Starting out from Pollards Point, a small community in rural Newfoundland, Jerry Ropson received his BFA from Memorial University of Newfoundland: Grenfell Campus, and earned a MFA in Studio Arts: Fibres from Concordia University some years later. He has focused a practice around material-based installation, and performative storytelling. He primarily uses drawing and narrative to construct and document his unyielding attachment to all things commonplace. He has exhibited his work across Canada, often seeking public or non-traditional spaces. Over the years he has contributed projects to: The Rooms, Eastern Edge Gallery (St.John’s NL); The Khyber Centre for the Arts (Halifax, NS); Modern Fuel ARC (Kingston, ON); Forrest City Gallery (London, ON); SKOL Centre des Arts Actuels, FOFA Gallery, and The Leonard & Bina Ellen Gallery (Montreal, QC). Ropson as exhibited internationally, having had exhibitions throughout Europe, as well as in Australia, Thailand, and Cuba. He has participated in numerous artist residencies including ones at The Banff Centre for the Arts, The Atlantic Centre for the Arts, Struts Gallery, St. Michael’s Printshop, and Fogo Island Arts Corporation. Ropson currently resides in Sackville, New Brunswick where he teaches in the Fine Arts Department at Mount Allison University.

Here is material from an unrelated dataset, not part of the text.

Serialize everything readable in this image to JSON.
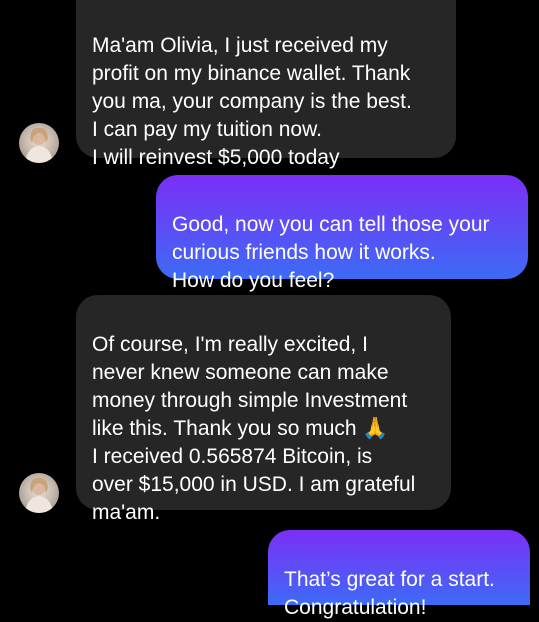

He prefers longer walks in cooler months, and hums near incessantly.
Jason Wells has been performing as Drag Queen ‘Irma Gerd’ since 2013, bringing new ideas to the character with every transformation. Irma was born in Toronto’s underground drag scene and has been a study in glamour and lies ever since. Jason received his Bachelor of Fine Arts in 2011 from Grenfell Campus at Memorial University of Newfoundland in his hometown of Corner Brook, NL. After graduating he moved to Toronto, ON, and now resides in St. John’s, NL. Wells’ work is heavily influenced by Queer and Pop Culture, and works as a hyperbole of the way we all perform different aspects of our personality. They use mostly printmaking, installation, and performance art.
Further Fictions Library sponsored by Broken Books.
Listen here to the Artist Panel: Critical refractions through storytelling
(Main image) Will Gill, Erratic Dazzle 2015, 21.3 x 32 inches, Archival Inkjet Print on Hahnemuhle Museum Etching Rag Paper 350 gsm
Images by Kailey Bryan and Mia Penney.
Posted March 1, 2016